A pigment called anthocyanin is responsible for the purple color of your succulent. This pigment shields the succulents from over-photosynthesis and burning when they are in sunlight. In some species, whole leaves may become purple, but in some only tips or inner corners change. On decreasing sunlight exposure, red or purple color vanishes slowly.
For example, succulents of Crassula, Sedum, and a few Kalanchoe species turn purple due to :
Excess heat or light
While succulents thrive in good sunlight, it can make them purple. Excess sun and heat can be harmful for the plant and can even cause the death of the plant.
Abrupt temperature or lighting changes
Succulents dislike sudden changes in temperature or light and they may start changing their color to purple.
To avoid this, slowly introduce your succulents to increased sunlight after winters. Cover your succulents with a shade cloth after winter when the weather gets warmer. After a few weeks, remove the shade as your succulents are acclimatized.
You can do this in winters as well because most succulents cannot resist freezing temperatures under 40 °F (4 Celsius). If the temperature drops lower than 40°F, keep your succulents indoors. Discolored stripes on succulent means damage due to cold.
Succulents can turn purple when they are water deficient. Underwatered succulents may start changing color slightly and you will notice purple, red, or even bluish color.
In winters, water your succulents at least once a month when kept indoors. Or the soil will dry up and damage roots and the entire plant. Water your succulents regularly from early spring to late autumn.
With time, the soil is deprived of nutrients and in this soil, your succulents can start changing color and turn purple. Also, your plants might outgrow their pots, so repotting your succulents becomes important if the roots are circled and packed.
Repot young succulents into a bigger pot every year and when the succulents become mature, repot them every 3-4 years in general.
If soil is extremely deprived of nutrients, succulents can even turn yellow.
Fertilizing your succulent
Fertilize your succulents with a succulent fertilizer during the growth season i.e. from mid March to mid October. Don’t fertilize your succulents in winters, in a dormant state. Nitrogen, potassium and phosphorus in ratio 2-8-8 are sufficient as fertilizers.
Succulent turning dark purple or even black means it’s suffering from root rot. As you notice any soft black leaves and black roots, it’s better to prune them immediately with sanitized scissors or shears. After pruning, repot your plant into a clean pot with fresh soil.
Why Is My Succulent Turning Brown
Sunburn is the most common reason for brown or dark spots on the leaves of your succulents. This happens when the plant is exposed to full sun without acclimatizing the plant. Even plants acclimated to the scorching sun may have brown leaves amid intense heat waves or drought.
Place the plant in a more shady location during a heatwave. Acclimatize the plant by slowly expanding the amount and intensity of sun the plant gets, before moving it outdoors or to a sunny area, to avoid sun damage.
Is your succulent stem turning purple?

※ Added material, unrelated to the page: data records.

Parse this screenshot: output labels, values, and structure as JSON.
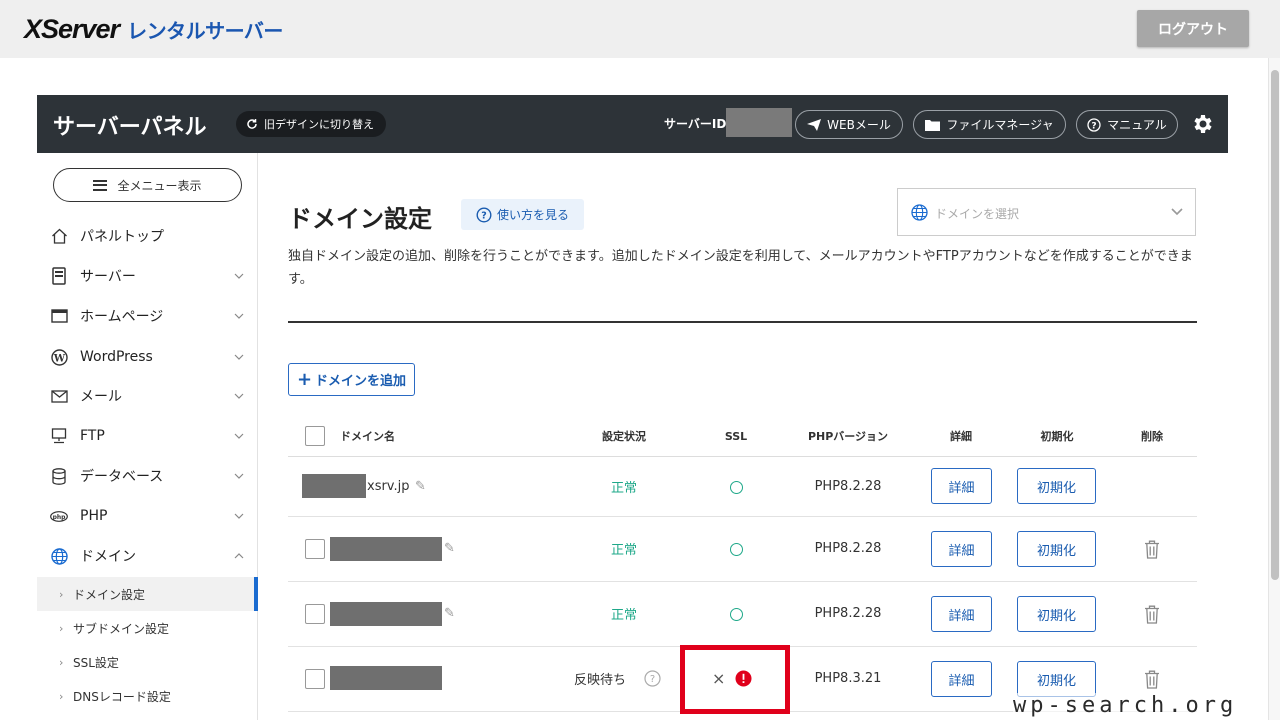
{
  "topbar": {
    "logo_main": "XServer",
    "logo_sub": "レンタルサーバー",
    "logout_label": "ログアウト"
  },
  "panel_header": {
    "title": "サーバーパネル",
    "old_design_label": "旧デザインに切り替え",
    "server_id_label": "サーバーID",
    "webmail_label": "WEBメール",
    "file_manager_label": "ファイルマネージャ",
    "manual_label": "マニュアル"
  },
  "sidebar": {
    "all_menu_label": "全メニュー表示",
    "items": [
      {
        "label": "パネルトップ",
        "icon": "home-icon"
      },
      {
        "label": "サーバー",
        "icon": "server-icon"
      },
      {
        "label": "ホームページ",
        "icon": "browser-icon"
      },
      {
        "label": "WordPress",
        "icon": "wordpress-icon"
      },
      {
        "label": "メール",
        "icon": "mail-icon"
      },
      {
        "label": "FTP",
        "icon": "ftp-icon"
      },
      {
        "label": "データベース",
        "icon": "database-icon"
      },
      {
        "label": "PHP",
        "icon": "php-icon"
      },
      {
        "label": "ドメイン",
        "icon": "globe-icon"
      }
    ],
    "sub_items": [
      {
        "label": "ドメイン設定"
      },
      {
        "label": "サブドメイン設定"
      },
      {
        "label": "SSL設定"
      },
      {
        "label": "DNSレコード設定"
      }
    ]
  },
  "main": {
    "title": "ドメイン設定",
    "howto_label": "使い方を見る",
    "domain_select_placeholder": "ドメインを選択",
    "description": "独自ドメイン設定の追加、削除を行うことができます。追加したドメイン設定を利用して、メールアカウントやFTPアカウントなどを作成することができます。",
    "add_domain_label": "ドメインを追加"
  },
  "table": {
    "headers": {
      "domain": "ドメイン名",
      "status": "設定状況",
      "ssl": "SSL",
      "php": "PHPバージョン",
      "detail": "詳細",
      "init": "初期化",
      "delete": "削除"
    },
    "rows": [
      {
        "domain": "xsrv.jp",
        "status": "正常",
        "php": "PHP8.2.28",
        "detail": "詳細",
        "init": "初期化"
      },
      {
        "domain": "",
        "status": "正常",
        "php": "PHP8.2.28",
        "detail": "詳細",
        "init": "初期化"
      },
      {
        "domain": "",
        "status": "正常",
        "php": "PHP8.2.28",
        "detail": "詳細",
        "init": "初期化"
      },
      {
        "domain": "",
        "status": "反映待ち",
        "php": "PHP8.3.21",
        "detail": "詳細",
        "init": "初期化",
        "ssl_mark": "×"
      }
    ]
  },
  "watermark": "wp-search.org",
  "colors": {
    "header_bg": "#2d3338",
    "accent": "#1a6bd0",
    "status_ok": "#1ea889",
    "alert_red": "#e0001b"
  }
}
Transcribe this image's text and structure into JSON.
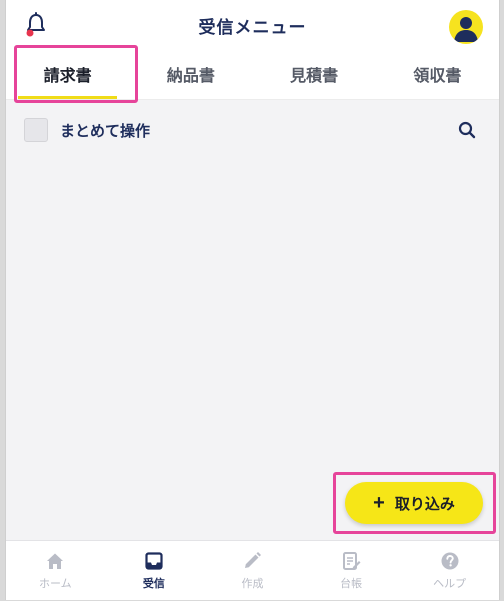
{
  "header": {
    "title": "受信メニュー",
    "left_icon": "bell-icon",
    "right_icon": "user-avatar-icon"
  },
  "tabs": [
    {
      "label": "請求書",
      "active": true
    },
    {
      "label": "納品書",
      "active": false
    },
    {
      "label": "見積書",
      "active": false
    },
    {
      "label": "領収書",
      "active": false
    }
  ],
  "toolbar": {
    "bulk_label": "まとめて操作",
    "search_icon": "search-icon"
  },
  "import_button": {
    "plus": "+",
    "label": "取り込み"
  },
  "bottom_nav": [
    {
      "label": "ホーム",
      "icon": "home-icon",
      "active": false
    },
    {
      "label": "受信",
      "icon": "inbox-icon",
      "active": true
    },
    {
      "label": "作成",
      "icon": "pencil-icon",
      "active": false
    },
    {
      "label": "台帳",
      "icon": "ledger-icon",
      "active": false
    },
    {
      "label": "ヘルプ",
      "icon": "help-icon",
      "active": false
    }
  ],
  "colors": {
    "accent_yellow": "#f6e617",
    "navy": "#1e2d5c",
    "highlight_pink": "#e6449a",
    "notification_dot": "#e8344e"
  }
}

Succulents contain a pigment called Anthocyanin and when this pigment is in excess, it is visible as purple or black spots on the plant. This indicates that something is limiting the growth of the plant. Your succulent can have purple stems if:
- watering is now done adequately.
- the plant is getting less or excess light
- the soil is excessively dense
- the temperature is not appropriate
These are the reasons that prevent your plant from getting the important nutrients it needs to thrive, thereby restricting its growth.
Avoid your succulent stems from turning purple by:
Watering your plants suitably in about 10-14 days.
When your plants are underwatered, they become wrinkly and soft, along with purple stems.
Always give the succulents at least 6 hours of sun in a day.
Keep them in a bright place where they get sun and in winters, keep them indoors.
The soil should not be too dense. If it’s dense, change the soil by mixing two parts sand, two parts gardening soil, and one part pumice.